• _WHAT IS EXPECTED_
With every picture left out, restate the listing below exactly as written.

• _INFORMATION SHOWN_
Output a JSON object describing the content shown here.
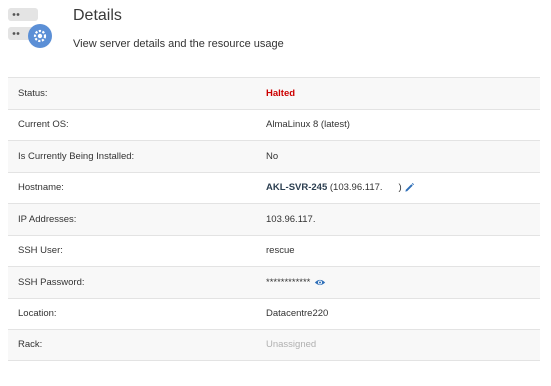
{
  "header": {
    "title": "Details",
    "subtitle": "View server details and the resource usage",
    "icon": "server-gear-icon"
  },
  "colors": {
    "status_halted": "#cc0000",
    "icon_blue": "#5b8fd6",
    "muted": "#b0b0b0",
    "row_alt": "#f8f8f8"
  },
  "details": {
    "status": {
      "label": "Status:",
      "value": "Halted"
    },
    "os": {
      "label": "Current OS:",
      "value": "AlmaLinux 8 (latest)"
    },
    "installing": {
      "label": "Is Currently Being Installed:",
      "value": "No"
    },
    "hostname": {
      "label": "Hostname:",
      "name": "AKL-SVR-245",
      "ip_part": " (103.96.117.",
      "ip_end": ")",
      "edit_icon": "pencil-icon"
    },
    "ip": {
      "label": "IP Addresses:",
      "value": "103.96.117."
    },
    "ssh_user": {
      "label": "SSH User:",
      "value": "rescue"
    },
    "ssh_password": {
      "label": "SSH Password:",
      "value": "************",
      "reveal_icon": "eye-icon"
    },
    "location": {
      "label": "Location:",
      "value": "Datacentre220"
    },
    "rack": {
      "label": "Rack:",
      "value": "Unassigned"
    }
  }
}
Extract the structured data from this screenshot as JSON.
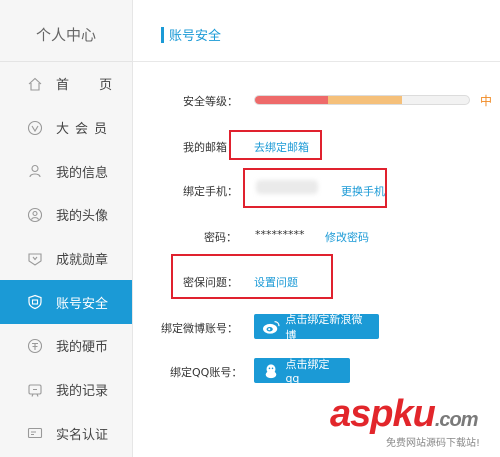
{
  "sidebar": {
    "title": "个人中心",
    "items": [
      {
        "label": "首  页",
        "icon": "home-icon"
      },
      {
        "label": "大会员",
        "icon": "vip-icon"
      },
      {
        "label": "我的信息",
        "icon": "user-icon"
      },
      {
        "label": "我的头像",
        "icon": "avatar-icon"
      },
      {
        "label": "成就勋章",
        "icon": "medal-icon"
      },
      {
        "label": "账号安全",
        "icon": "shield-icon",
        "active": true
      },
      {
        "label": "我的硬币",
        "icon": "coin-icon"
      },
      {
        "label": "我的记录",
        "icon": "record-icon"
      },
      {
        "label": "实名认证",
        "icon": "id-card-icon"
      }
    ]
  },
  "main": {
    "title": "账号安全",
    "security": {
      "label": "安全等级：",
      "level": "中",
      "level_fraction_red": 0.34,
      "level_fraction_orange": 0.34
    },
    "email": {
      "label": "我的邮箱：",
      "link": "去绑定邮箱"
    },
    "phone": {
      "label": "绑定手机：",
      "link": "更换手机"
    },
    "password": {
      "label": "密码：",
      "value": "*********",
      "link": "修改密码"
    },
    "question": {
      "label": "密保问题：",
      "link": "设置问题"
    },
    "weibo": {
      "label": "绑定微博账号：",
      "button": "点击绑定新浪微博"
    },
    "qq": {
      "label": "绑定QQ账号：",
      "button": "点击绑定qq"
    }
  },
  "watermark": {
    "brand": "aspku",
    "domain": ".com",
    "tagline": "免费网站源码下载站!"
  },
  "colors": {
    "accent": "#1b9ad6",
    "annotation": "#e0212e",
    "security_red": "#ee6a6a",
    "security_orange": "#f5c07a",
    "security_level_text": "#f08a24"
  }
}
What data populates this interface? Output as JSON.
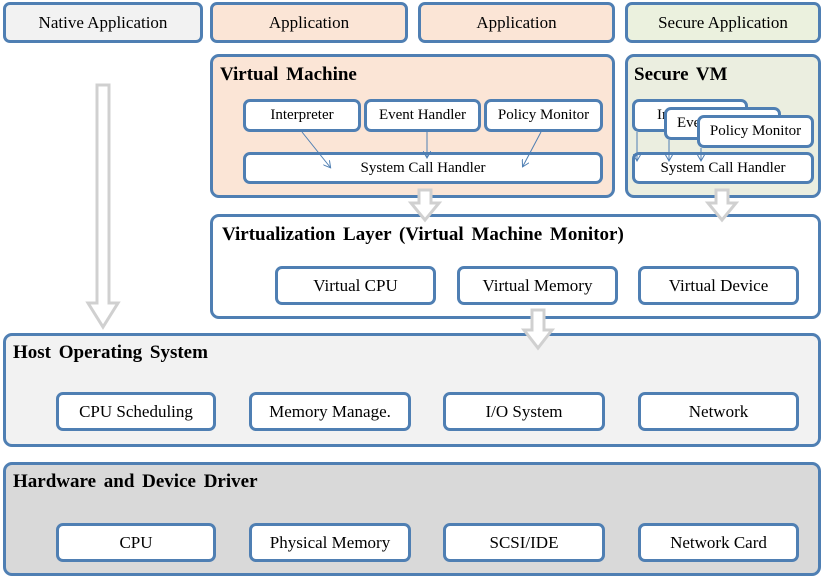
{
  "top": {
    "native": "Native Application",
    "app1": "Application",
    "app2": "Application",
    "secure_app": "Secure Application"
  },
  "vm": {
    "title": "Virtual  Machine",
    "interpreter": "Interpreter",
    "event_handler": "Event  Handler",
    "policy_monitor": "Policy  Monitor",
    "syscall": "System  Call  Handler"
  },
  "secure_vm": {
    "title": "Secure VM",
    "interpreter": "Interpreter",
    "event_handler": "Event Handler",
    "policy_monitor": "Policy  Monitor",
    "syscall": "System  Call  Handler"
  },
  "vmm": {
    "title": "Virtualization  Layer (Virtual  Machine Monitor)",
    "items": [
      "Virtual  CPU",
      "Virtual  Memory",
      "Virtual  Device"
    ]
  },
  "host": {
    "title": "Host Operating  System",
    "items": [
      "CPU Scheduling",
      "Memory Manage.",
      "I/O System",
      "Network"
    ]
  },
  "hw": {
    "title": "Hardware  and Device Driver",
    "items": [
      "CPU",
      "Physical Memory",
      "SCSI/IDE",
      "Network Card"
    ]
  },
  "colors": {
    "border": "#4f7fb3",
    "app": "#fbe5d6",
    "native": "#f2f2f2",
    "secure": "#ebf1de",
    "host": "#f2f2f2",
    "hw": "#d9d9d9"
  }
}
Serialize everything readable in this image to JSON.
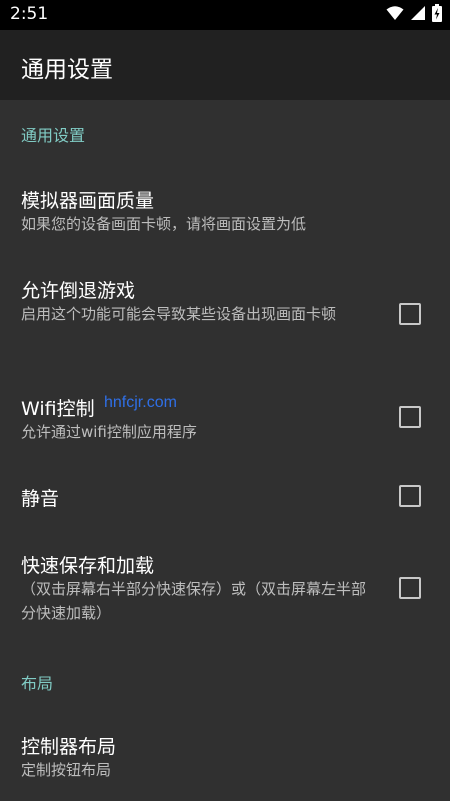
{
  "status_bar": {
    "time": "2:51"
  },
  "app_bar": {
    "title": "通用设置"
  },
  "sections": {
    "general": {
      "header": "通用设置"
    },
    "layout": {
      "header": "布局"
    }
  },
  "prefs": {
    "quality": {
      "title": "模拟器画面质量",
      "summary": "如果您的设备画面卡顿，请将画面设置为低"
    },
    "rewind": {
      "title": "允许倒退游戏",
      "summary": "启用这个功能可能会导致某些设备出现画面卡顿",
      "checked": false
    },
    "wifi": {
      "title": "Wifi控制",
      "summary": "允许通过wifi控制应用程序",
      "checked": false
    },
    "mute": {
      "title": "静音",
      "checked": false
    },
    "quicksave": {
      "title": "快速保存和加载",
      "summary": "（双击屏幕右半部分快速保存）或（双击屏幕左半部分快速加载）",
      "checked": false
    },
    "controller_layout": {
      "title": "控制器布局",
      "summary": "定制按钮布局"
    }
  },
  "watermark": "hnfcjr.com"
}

• _ANSWER TO THIS TASK_
Output a JSON object describing the content shown here.
{
  "header": {
    "title": "Details",
    "subtitle": "View server details and the resource usage",
    "icon": "server-gear-icon"
  },
  "colors": {
    "status_halted": "#cc0000",
    "icon_blue": "#5b8fd6",
    "muted": "#b0b0b0",
    "row_alt": "#f8f8f8"
  },
  "details": {
    "status": {
      "label": "Status:",
      "value": "Halted"
    },
    "os": {
      "label": "Current OS:",
      "value": "AlmaLinux 8 (latest)"
    },
    "installing": {
      "label": "Is Currently Being Installed:",
      "value": "No"
    },
    "hostname": {
      "label": "Hostname:",
      "name": "AKL-SVR-245",
      "ip_part": " (103.96.117.",
      "ip_end": ")",
      "edit_icon": "pencil-icon"
    },
    "ip": {
      "label": "IP Addresses:",
      "value": "103.96.117."
    },
    "ssh_user": {
      "label": "SSH User:",
      "value": "rescue"
    },
    "ssh_password": {
      "label": "SSH Password:",
      "value": "************",
      "reveal_icon": "eye-icon"
    },
    "location": {
      "label": "Location:",
      "value": "Datacentre220"
    },
    "rack": {
      "label": "Rack:",
      "value": "Unassigned"
    }
  }
}
Extract the structured data from this screenshot as JSON.
{
  "sidebar": {
    "title": "个人中心",
    "items": [
      {
        "label": "首  页",
        "icon": "home-icon"
      },
      {
        "label": "大会员",
        "icon": "vip-icon"
      },
      {
        "label": "我的信息",
        "icon": "user-icon"
      },
      {
        "label": "我的头像",
        "icon": "avatar-icon"
      },
      {
        "label": "成就勋章",
        "icon": "medal-icon"
      },
      {
        "label": "账号安全",
        "icon": "shield-icon",
        "active": true
      },
      {
        "label": "我的硬币",
        "icon": "coin-icon"
      },
      {
        "label": "我的记录",
        "icon": "record-icon"
      },
      {
        "label": "实名认证",
        "icon": "id-card-icon"
      }
    ]
  },
  "main": {
    "title": "账号安全",
    "security": {
      "label": "安全等级：",
      "level": "中",
      "level_fraction_red": 0.34,
      "level_fraction_orange": 0.34
    },
    "email": {
      "label": "我的邮箱：",
      "link": "去绑定邮箱"
    },
    "phone": {
      "label": "绑定手机：",
      "link": "更换手机"
    },
    "password": {
      "label": "密码：",
      "value": "*********",
      "link": "修改密码"
    },
    "question": {
      "label": "密保问题：",
      "link": "设置问题"
    },
    "weibo": {
      "label": "绑定微博账号：",
      "button": "点击绑定新浪微博"
    },
    "qq": {
      "label": "绑定QQ账号：",
      "button": "点击绑定qq"
    }
  },
  "watermark": {
    "brand": "aspku",
    "domain": ".com",
    "tagline": "免费网站源码下载站!"
  },
  "colors": {
    "accent": "#1b9ad6",
    "annotation": "#e0212e",
    "security_red": "#ee6a6a",
    "security_orange": "#f5c07a",
    "security_level_text": "#f08a24"
  }
}
What data populates this interface? Output as JSON.
{
  "top": {
    "native": "Native Application",
    "app1": "Application",
    "app2": "Application",
    "secure_app": "Secure Application"
  },
  "vm": {
    "title": "Virtual  Machine",
    "interpreter": "Interpreter",
    "event_handler": "Event  Handler",
    "policy_monitor": "Policy  Monitor",
    "syscall": "System  Call  Handler"
  },
  "secure_vm": {
    "title": "Secure VM",
    "interpreter": "Interpreter",
    "event_handler": "Event Handler",
    "policy_monitor": "Policy  Monitor",
    "syscall": "System  Call  Handler"
  },
  "vmm": {
    "title": "Virtualization  Layer (Virtual  Machine Monitor)",
    "items": [
      "Virtual  CPU",
      "Virtual  Memory",
      "Virtual  Device"
    ]
  },
  "host": {
    "title": "Host Operating  System",
    "items": [
      "CPU Scheduling",
      "Memory Manage.",
      "I/O System",
      "Network"
    ]
  },
  "hw": {
    "title": "Hardware  and Device Driver",
    "items": [
      "CPU",
      "Physical Memory",
      "SCSI/IDE",
      "Network Card"
    ]
  },
  "colors": {
    "border": "#4f7fb3",
    "app": "#fbe5d6",
    "native": "#f2f2f2",
    "secure": "#ebf1de",
    "host": "#f2f2f2",
    "hw": "#d9d9d9"
  }
}
Serialize everything readable in this image to JSON.
{
  "status_bar": {
    "time": "2:51"
  },
  "app_bar": {
    "title": "通用设置"
  },
  "sections": {
    "general": {
      "header": "通用设置"
    },
    "layout": {
      "header": "布局"
    }
  },
  "prefs": {
    "quality": {
      "title": "模拟器画面质量",
      "summary": "如果您的设备画面卡顿，请将画面设置为低"
    },
    "rewind": {
      "title": "允许倒退游戏",
      "summary": "启用这个功能可能会导致某些设备出现画面卡顿",
      "checked": false
    },
    "wifi": {
      "title": "Wifi控制",
      "summary": "允许通过wifi控制应用程序",
      "checked": false
    },
    "mute": {
      "title": "静音",
      "checked": false
    },
    "quicksave": {
      "title": "快速保存和加载",
      "summary": "（双击屏幕右半部分快速保存）或（双击屏幕左半部分快速加载）",
      "checked": false
    },
    "controller_layout": {
      "title": "控制器布局",
      "summary": "定制按钮布局"
    }
  },
  "watermark": "hnfcjr.com"
}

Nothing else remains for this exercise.